Such is the simple narration of this great miracle!
In the centre stands Christ, resting firmly ... his right arm is lifted up, the hand bent and beckoning, as suiting the words, ‘come hither’ – his left arm hangs easily – tranquil power and tender affection are what I have wished to convey by the action and expression, as if in the turbulence of the scene he only was not alarmed or doubtful.12
This text is reminiscent of Smith’s discussion of the ‘majestic Simplicity’ of the same episode, and was perhaps informed by it. The raised right arm is placed precisely in the centre of the painting and, indeed, it is the vanishing point of the whole composition.
Haydon’s art was self-consciously sublime, in that he made blatant attempts overwhelmingly to affect his viewer. This is clear not only from his description of his compositions but also from his account of the first exhibition of The Raising of Lazarus. For the occasion he chose the Egyptian Hall in Piccadilly, as he had done three years previously to display Christ’s Entry into Jerusalem.13 In the account Haydon uses human anecdote to describe the importance of location on the effect of a painting and of showing the dramatic impact of colour to its full advantage, both physically and psychologically. He tells how his servant was ‘frightened’ by the darkness of the painting when it was hung in the western corner, and that when a technician saw it repositioned with its true colours revealed by light coming from the south he exclaimed, ‘Lazarus made me tremble’. His evident delight at the latter comment, shown by the fact that this remained the painting’s final location, betrays much about the importance of affect upon the viewer. Moreover, it is a universal, emotional response that Haydon sought above all to provoke, as confirmed by his proud summary of the exhibition private view: ‘No picture I have ever painted has been so applauded. The approbation was universal, and Lazarus affected everybody; high, low, ignorant and learned.’14 That the painting subsequently failed to find a buyer suggests that the public did not necessarily share this view, and Haydon was sent further into a spiral of self-delusion and debt, contributing ultimately to his untimely death.

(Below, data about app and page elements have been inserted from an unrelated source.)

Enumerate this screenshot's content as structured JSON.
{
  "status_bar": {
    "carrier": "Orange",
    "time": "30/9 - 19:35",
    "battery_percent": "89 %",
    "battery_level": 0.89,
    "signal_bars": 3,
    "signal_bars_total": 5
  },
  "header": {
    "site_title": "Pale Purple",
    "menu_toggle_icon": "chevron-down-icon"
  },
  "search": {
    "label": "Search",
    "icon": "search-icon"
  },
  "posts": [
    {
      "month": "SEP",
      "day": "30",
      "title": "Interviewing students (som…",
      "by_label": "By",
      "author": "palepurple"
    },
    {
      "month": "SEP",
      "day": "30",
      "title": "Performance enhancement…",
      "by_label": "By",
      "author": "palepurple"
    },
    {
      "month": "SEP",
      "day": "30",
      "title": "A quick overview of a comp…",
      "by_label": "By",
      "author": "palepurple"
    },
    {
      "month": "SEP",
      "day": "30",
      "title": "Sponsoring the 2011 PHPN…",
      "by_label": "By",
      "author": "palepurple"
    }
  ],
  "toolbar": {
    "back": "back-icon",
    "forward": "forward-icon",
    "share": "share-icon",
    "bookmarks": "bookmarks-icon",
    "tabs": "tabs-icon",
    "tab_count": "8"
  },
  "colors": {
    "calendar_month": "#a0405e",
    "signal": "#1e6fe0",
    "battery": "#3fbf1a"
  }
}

Lydia Hamlett was Research Assistant (The Sublime Object: Nature, Art and Language), Tate.
On Haydon’s character, art and influences, see David Blayney Brown, Robert Woof and Stephen Hebron, Benjamin Robert Haydon, 1786–1846: Painter and Writer, Friend of Wordsworth and Keats, exhibition catalogue, Wordsworth Trust, Grasmere 1996, especially p.14, and Paul O’Keeffe, A Genius for Failure: The Life of Benjamin Robert Haydon, London 2009.
An edition of Haydon’s autobiography, based on entries from his diaries, was edited by Tom Taylor and published in three volumes in London in 1853 and it is this edition that it used here. The first volume of the second edition, also published in 1853, is available at http://www.archive.org/stream/lifebenjaminrob04haydgoog#page/n6/mode/2up, accessed 17 June 2011.

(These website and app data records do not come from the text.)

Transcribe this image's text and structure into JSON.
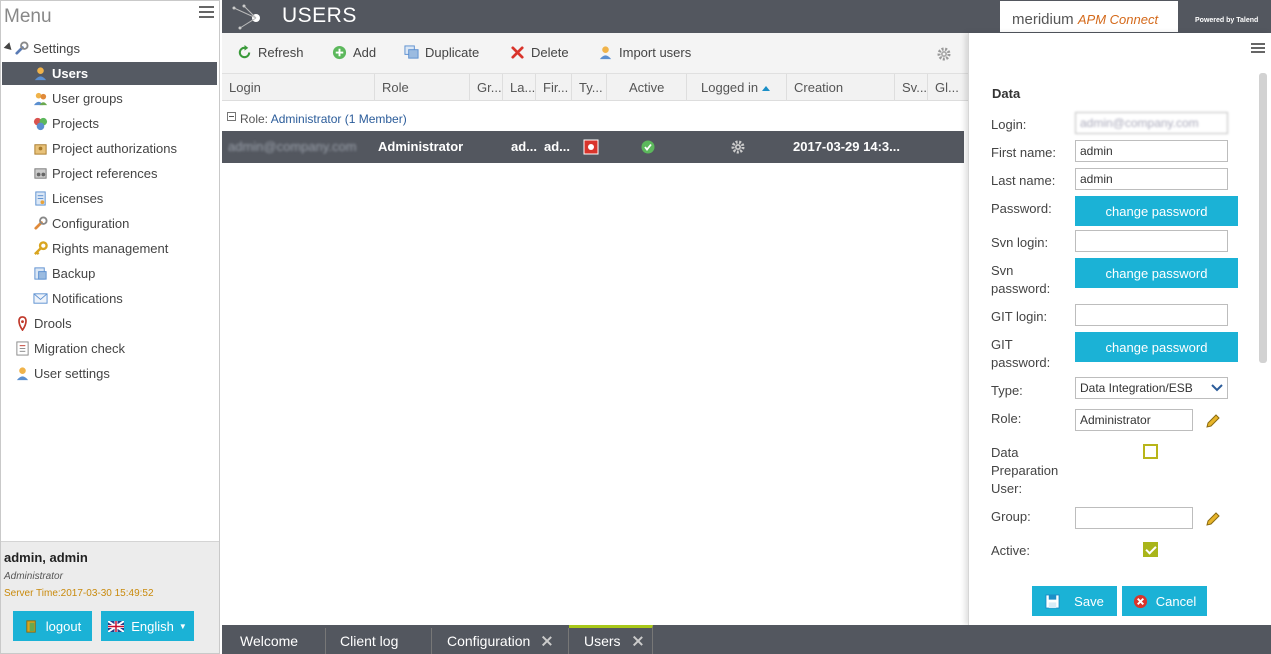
{
  "menu": {
    "title": "Menu",
    "items": [
      {
        "label": "Settings",
        "icon": "wrench-icon"
      },
      {
        "label": "Users",
        "icon": "user-icon"
      },
      {
        "label": "User groups",
        "icon": "user-group-icon"
      },
      {
        "label": "Projects",
        "icon": "projects-icon"
      },
      {
        "label": "Project authorizations",
        "icon": "authorization-icon"
      },
      {
        "label": "Project references",
        "icon": "reference-icon"
      },
      {
        "label": "Licenses",
        "icon": "license-icon"
      },
      {
        "label": "Configuration",
        "icon": "wrench-icon"
      },
      {
        "label": "Rights management",
        "icon": "key-icon"
      },
      {
        "label": "Backup",
        "icon": "backup-icon"
      },
      {
        "label": "Notifications",
        "icon": "envelope-icon"
      },
      {
        "label": "Drools",
        "icon": "drools-icon"
      },
      {
        "label": "Migration check",
        "icon": "checklist-icon"
      },
      {
        "label": "User settings",
        "icon": "user-icon"
      }
    ]
  },
  "user_panel": {
    "name": "admin, admin",
    "role": "Administrator",
    "server_time": "Server Time:2017-03-30 15:49:52",
    "logout_label": "logout",
    "language_label": "English"
  },
  "header": {
    "title": "USERS",
    "brand": "meridium",
    "brand_sub": "APM Connect",
    "powered_by": "Powered by Talend"
  },
  "toolbar": {
    "refresh_label": "Refresh",
    "add_label": "Add",
    "duplicate_label": "Duplicate",
    "delete_label": "Delete",
    "import_label": "Import users"
  },
  "grid": {
    "columns": [
      "Login",
      "Role",
      "Gr...",
      "La...",
      "Fir...",
      "Ty...",
      "Active",
      "Logged in",
      "Creation",
      "Sv...",
      "Gl..."
    ],
    "group": {
      "prefix": "Role: ",
      "value": "Administrator (1 Member)"
    },
    "rows": [
      {
        "login": "admin@company.com",
        "role": "Administrator",
        "last": "ad...",
        "first": "ad...",
        "creation": "2017-03-29 14:3..."
      }
    ]
  },
  "form": {
    "heading": "Data",
    "login_label": "Login:",
    "login_value": "admin@company.com",
    "first_name_label": "First name:",
    "first_name_value": "admin",
    "last_name_label": "Last name:",
    "last_name_value": "admin",
    "password_label": "Password:",
    "svn_login_label": "Svn login:",
    "svn_password_label_1": "Svn",
    "svn_password_label_2": "password:",
    "git_login_label": "GIT login:",
    "git_password_label_1": "GIT",
    "git_password_label_2": "password:",
    "change_password_label": "change password",
    "type_label": "Type:",
    "type_value": "Data Integration/ESB",
    "role_label": "Role:",
    "role_value": "Administrator",
    "data_prep_label_1": "Data",
    "data_prep_label_2": "Preparation",
    "data_prep_label_3": "User:",
    "group_label": "Group:",
    "active_label": "Active:",
    "save_label": "Save",
    "cancel_label": "Cancel"
  },
  "tabs": [
    {
      "label": "Welcome"
    },
    {
      "label": "Client log"
    },
    {
      "label": "Configuration"
    },
    {
      "label": "Users"
    }
  ],
  "colors": {
    "accent": "#1bb2d6",
    "header_bg": "#53575f",
    "checkbox": "#a9b51a"
  }
}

Lydia Hamlett, ‘Sublime Religion: Benjamin Robert Haydon’s The Raising of Lazarus ’, in Nigel Llewellyn and Christine Riding (eds.), The Art of the Sublime, Tate Research Publication, January 2013, https://www.tate.org.uk/art/research-publications/the-sublime/lydia-hamlett-sublime-religion-benjamin-robert-haydons-the-raising-of-lazarus-r1129549, accessed 21 April 2021.